_Work request_
Which of the lines below hold the word "title"? Pull each of them out.

(Entries from a dataset of interfaces)
------------------------------------------------------------
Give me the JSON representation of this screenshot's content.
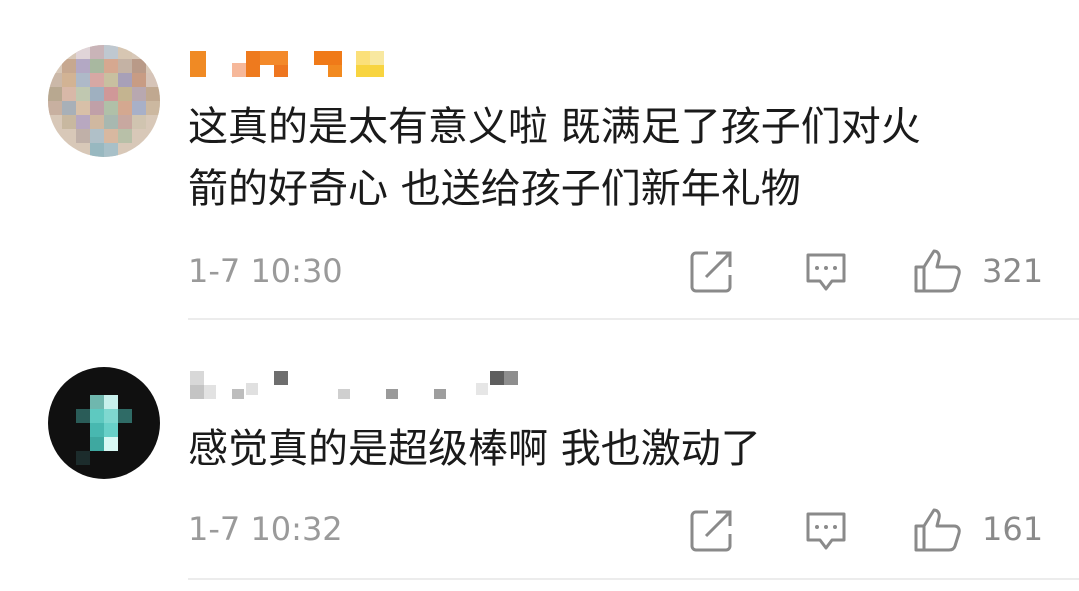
{
  "comments": [
    {
      "text": "这真的是太有意义啦 既满足了孩子们对火\n箭的好奇心 也送给孩子们新年礼物",
      "time": "1-7 10:30",
      "likes": "321",
      "avatar_icon": "pixelated-avatar-icon",
      "username_icon": "pixelated-username"
    },
    {
      "text": "感觉真的是超级棒啊 我也激动了",
      "time": "1-7 10:32",
      "likes": "161",
      "avatar_icon": "pixelated-avatar-icon",
      "username_icon": "pixelated-username"
    }
  ],
  "icons": {
    "share": "share-icon",
    "comment": "comment-icon",
    "like": "thumbs-up-icon"
  },
  "colors": {
    "text": "#1a1a1a",
    "meta": "#9a9a9a",
    "icon": "#8a8a8a",
    "divider": "#ececec"
  }
}
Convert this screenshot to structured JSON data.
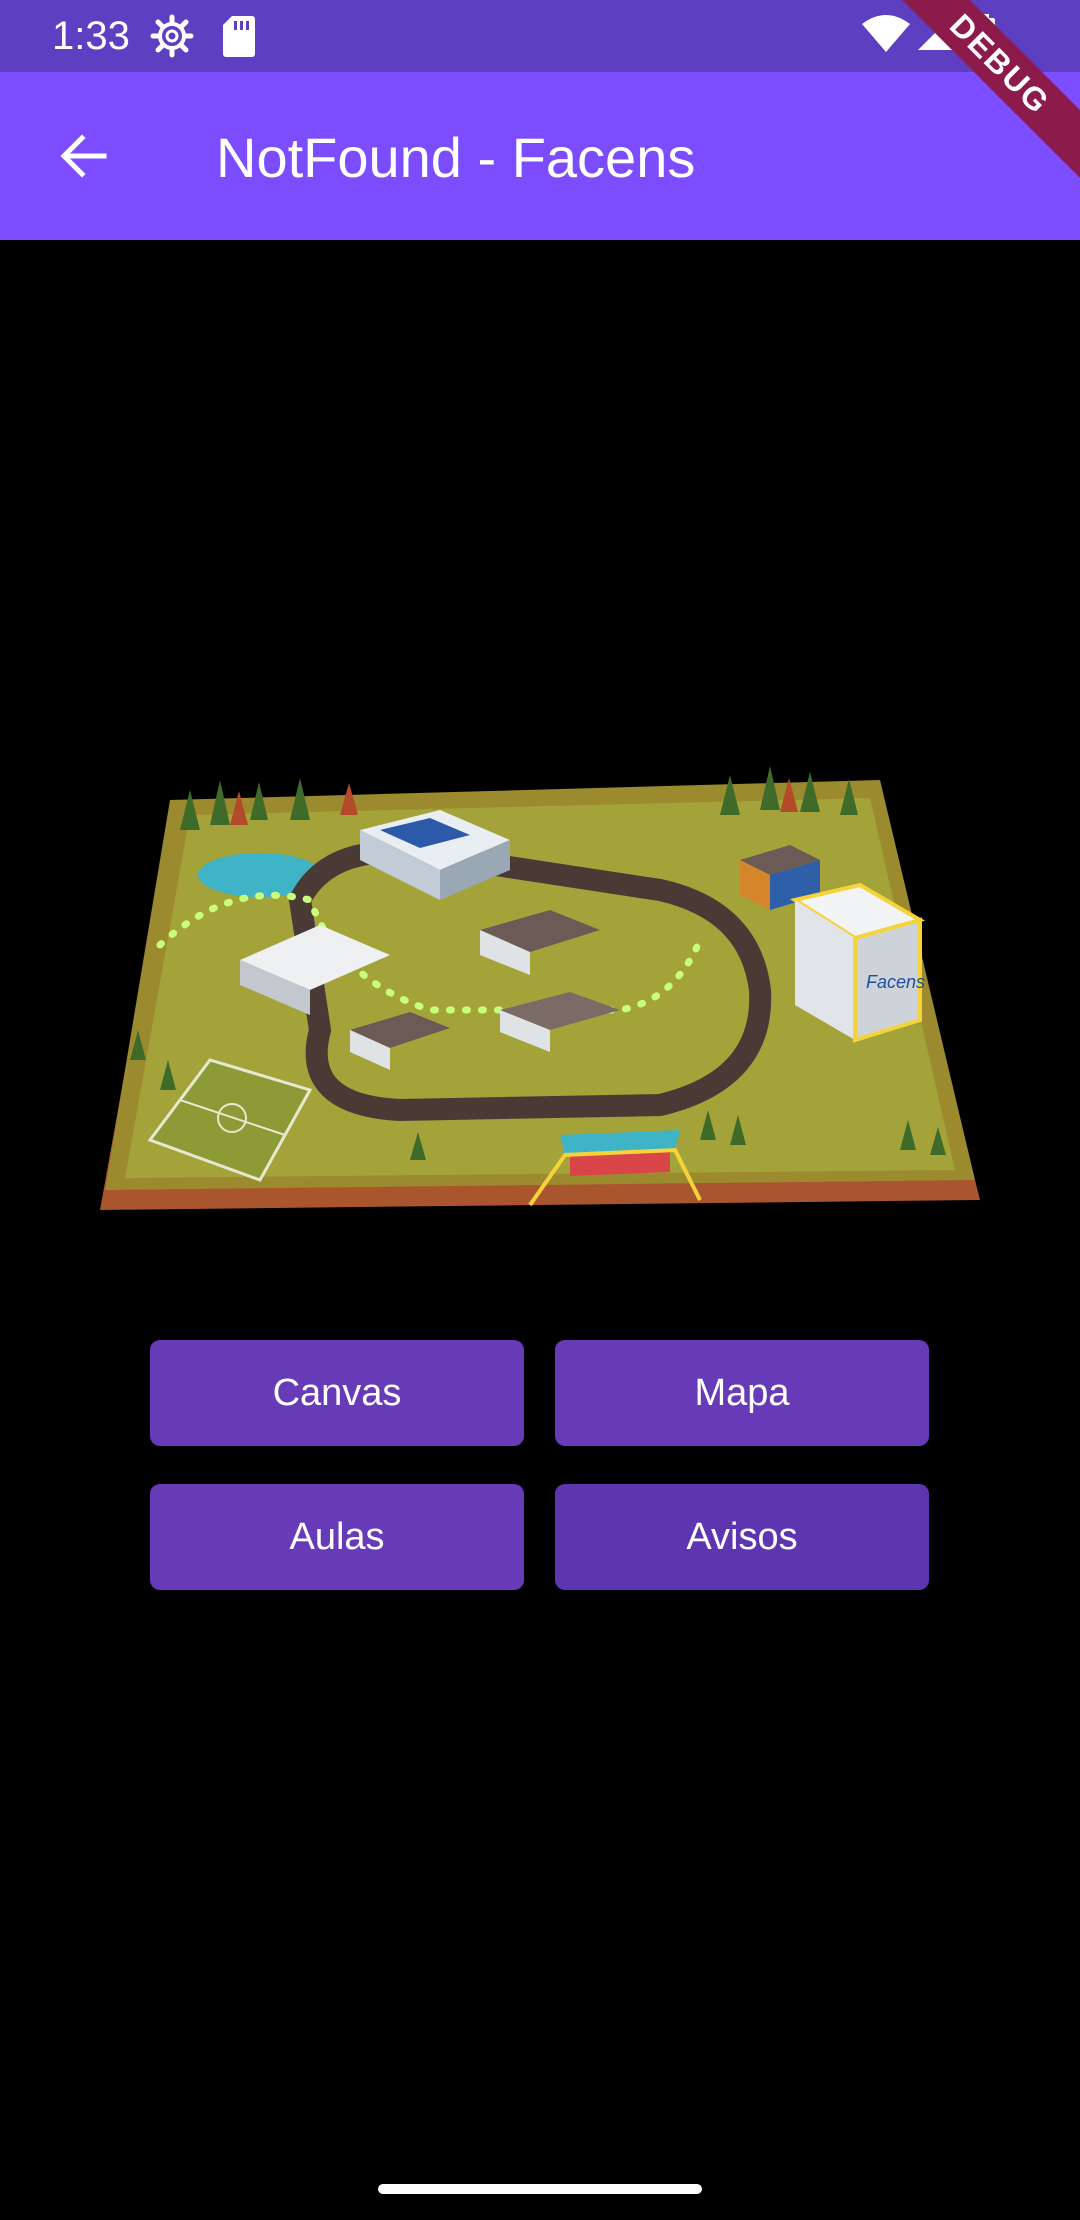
{
  "status_bar": {
    "time": "1:33"
  },
  "app_bar": {
    "title": "NotFound - Facens",
    "debug_label": "DEBUG"
  },
  "campus": {
    "logo_text": "Facens"
  },
  "buttons": {
    "canvas": "Canvas",
    "mapa": "Mapa",
    "aulas": "Aulas",
    "avisos": "Avisos"
  },
  "colors": {
    "status_bar": "#5d3fc2",
    "app_bar": "#7c4dff",
    "button": "#673ab7",
    "button_active": "#5e35b1",
    "background": "#000000"
  }
}
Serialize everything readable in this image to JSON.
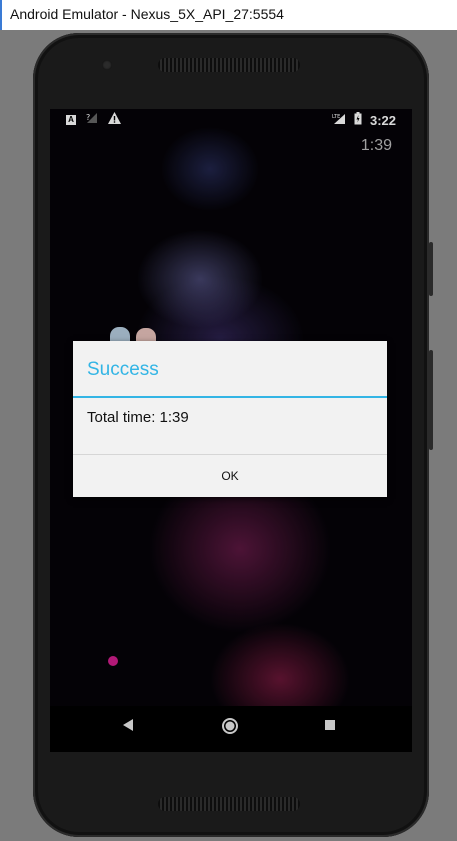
{
  "window": {
    "title": "Android Emulator - Nexus_5X_API_27:5554"
  },
  "statusbar": {
    "time": "3:22"
  },
  "game": {
    "timer": "1:39"
  },
  "dialog": {
    "title": "Success",
    "message": "Total time: 1:39",
    "ok_label": "OK"
  },
  "colors": {
    "accent": "#33b5e5",
    "dot": "#d21e8c"
  }
}
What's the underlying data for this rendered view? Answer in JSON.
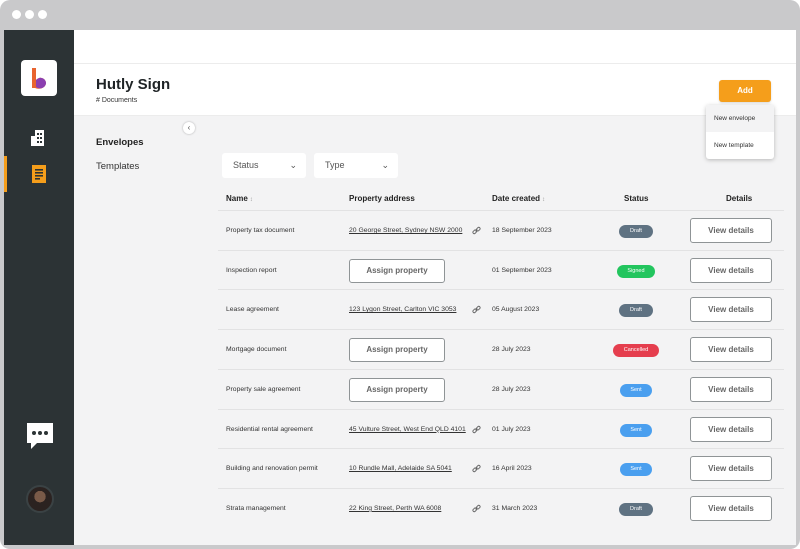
{
  "app": {
    "title": "Hutly Sign",
    "breadcrumb": "# Documents"
  },
  "header": {
    "add_label": "Add"
  },
  "add_menu": [
    "New envelope",
    "New template"
  ],
  "subnav": {
    "items": [
      "Envelopes",
      "Templates"
    ],
    "collapse_icon": "‹"
  },
  "filters": {
    "status": "Status",
    "type": "Type",
    "chevron": "⌄"
  },
  "table": {
    "headers": {
      "name": "Name",
      "address": "Property address",
      "date": "Date created",
      "status": "Status",
      "details": "Details"
    },
    "sort_icon": "↕",
    "assign_label": "Assign property",
    "details_label": "View details",
    "rows": [
      {
        "name": "Property tax document",
        "address": "20 George Street, Sydney NSW 2000",
        "date": "18 September 2023",
        "status": "Draft"
      },
      {
        "name": "Inspection report",
        "address": "",
        "date": "01 September 2023",
        "status": "Signed"
      },
      {
        "name": "Lease agreement",
        "address": "123 Lygon Street, Carlton VIC 3053",
        "date": "05 August 2023",
        "status": "Draft"
      },
      {
        "name": "Mortgage document",
        "address": "",
        "date": "28 July 2023",
        "status": "Cancelled"
      },
      {
        "name": "Property sale agreement",
        "address": "",
        "date": "28 July 2023",
        "status": "Sent"
      },
      {
        "name": "Residential rental agreement",
        "address": "45 Vulture Street, West End QLD 4101",
        "date": "01 July 2023",
        "status": "Sent"
      },
      {
        "name": "Building and renovation permit",
        "address": "10 Rundle Mall, Adelaide SA 5041",
        "date": "16 April 2023",
        "status": "Sent"
      },
      {
        "name": "Strata management",
        "address": "22 King Street, Perth WA 6008",
        "date": "31 March 2023",
        "status": "Draft"
      }
    ]
  },
  "status_colors": {
    "Draft": "#5f7282",
    "Signed": "#22c55e",
    "Cancelled": "#e53e4e",
    "Sent": "#4a9fef"
  },
  "colors": {
    "accent": "#f59e1b",
    "rail": "#2c3335"
  }
}
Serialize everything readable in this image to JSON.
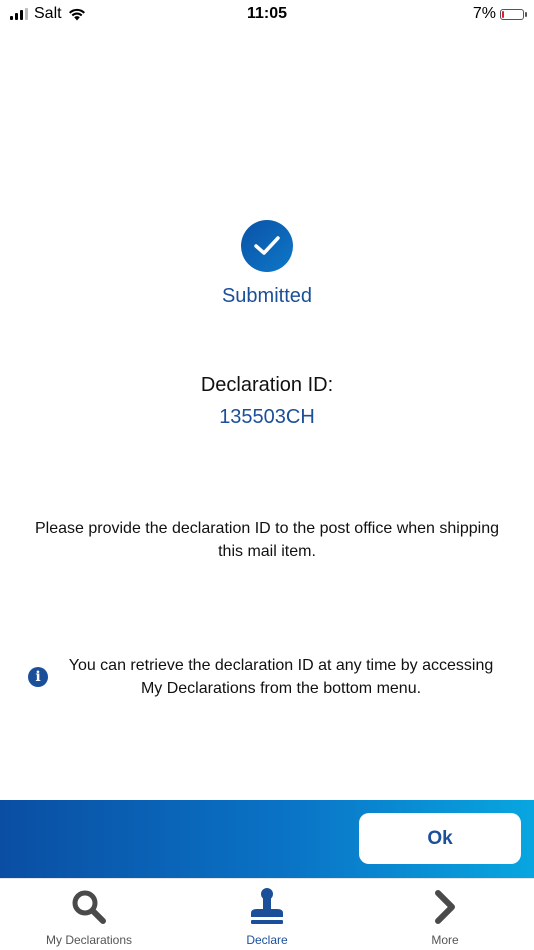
{
  "status_bar": {
    "carrier": "Salt",
    "time": "11:05",
    "battery": "7%"
  },
  "result": {
    "status": "Submitted",
    "declaration_label": "Declaration ID:",
    "declaration_id": "135503CH"
  },
  "instruction": "Please provide the declaration ID to the post office when shipping this mail item.",
  "info": {
    "icon": "i",
    "text": "You can retrieve the declaration ID at any time by accessing My Declarations from the bottom menu."
  },
  "action": {
    "ok_label": "Ok"
  },
  "tabs": [
    {
      "label": "My Declarations",
      "icon": "search-icon"
    },
    {
      "label": "Declare",
      "icon": "stamp-icon",
      "active": true
    },
    {
      "label": "More",
      "icon": "chevron-right-icon"
    }
  ],
  "colors": {
    "accent": "#1c4f9a",
    "gradient_start": "#0a4ea3",
    "gradient_end": "#08a6e0",
    "battery_low": "#e0202a"
  }
}
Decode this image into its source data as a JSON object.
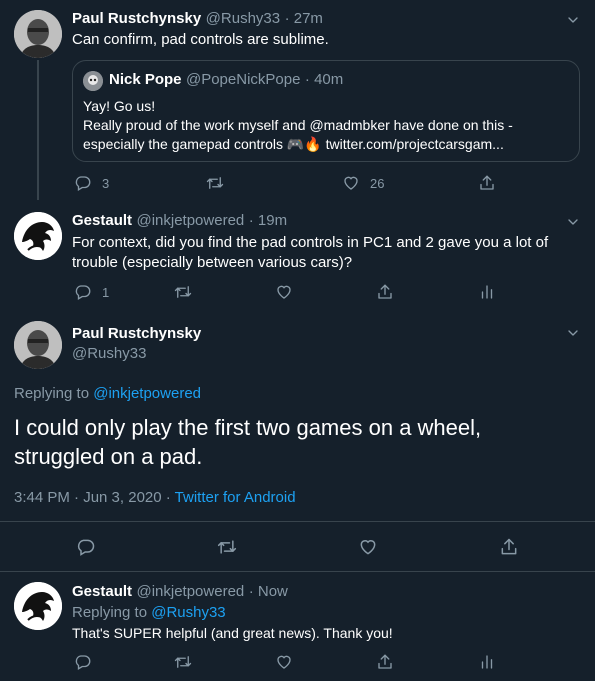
{
  "tweet1": {
    "name": "Paul Rustchynsky",
    "handle": "@Rushy33",
    "time": "· 27m",
    "text": "Can confirm, pad controls are sublime.",
    "quote": {
      "name": "Nick Pope",
      "handle": "@PopeNickPope",
      "time": "· 40m",
      "line1": "Yay! Go us!",
      "line2": "Really proud of the work myself and @madmbker have done on this -",
      "line3_pre": "especially the gamepad controls",
      "line3_emoji": "🎮🔥",
      "line3_link": "twitter.com/projectcarsgam..."
    },
    "reply_count": "3",
    "like_count": "26"
  },
  "tweet2": {
    "name": "Gestault",
    "handle": "@inkjetpowered",
    "time": "· 19m",
    "line1": "For context, did you find the pad controls in PC1 and 2 gave you a lot of",
    "line2": "trouble (especially between various cars)?",
    "reply_count": "1"
  },
  "main": {
    "name": "Paul Rustchynsky",
    "handle": "@Rushy33",
    "replying_prefix": "Replying to",
    "replying_to": "@inkjetpowered",
    "line1": "I could only play the first two games on a wheel,",
    "line2": "struggled on a pad.",
    "timestamp": "3:44 PM · Jun 3, 2020 ·",
    "client": "Twitter for Android"
  },
  "reply": {
    "name": "Gestault",
    "handle": "@inkjetpowered",
    "time": "· Now",
    "replying_prefix": "Replying to",
    "replying_to": "@Rushy33",
    "text": "That's SUPER helpful (and great news). Thank you!"
  }
}
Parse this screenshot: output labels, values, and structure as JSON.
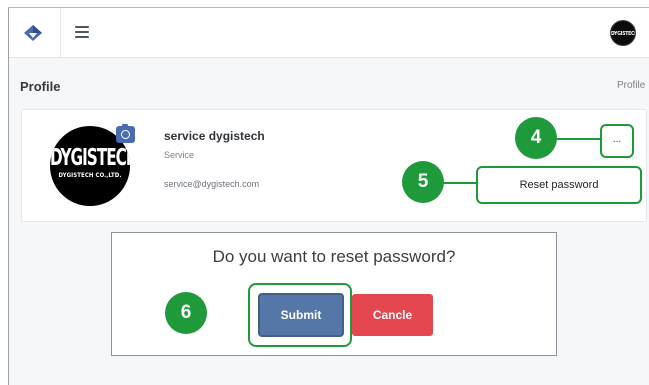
{
  "topbar": {
    "logo_icon": "diamond-logo-icon",
    "menu_icon": "hamburger-icon",
    "avatar_text": "DYGISTECH"
  },
  "page": {
    "title": "Profile",
    "breadcrumb": "Profile"
  },
  "profile": {
    "avatar_big_text": "DYGISTECH",
    "avatar_small_text": "DYGISTECH CO.,LTD.",
    "camera_icon": "camera-icon",
    "name": "service dygistech",
    "role": "Service",
    "email": "service@dygistech.com"
  },
  "menu": {
    "more_label": "...",
    "reset_password_label": "Reset password"
  },
  "dialog": {
    "question": "Do you want to reset password?",
    "submit_label": "Submit",
    "cancel_label": "Cancle"
  },
  "callouts": {
    "step_more": "4",
    "step_reset": "5",
    "step_submit": "6"
  },
  "colors": {
    "callout_green": "#1f9a3b",
    "submit_blue": "#5477a8",
    "cancel_red": "#e4474f",
    "camera_blue": "#4a6bb0"
  }
}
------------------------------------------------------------
_Solution_
    "title": "NotFound - Facens",
    "title": "Android Emulator - Nexus_5X_API_27:5554"
    "title": "Success",
    "title": "Hutly Sign",
    "title": "Profile",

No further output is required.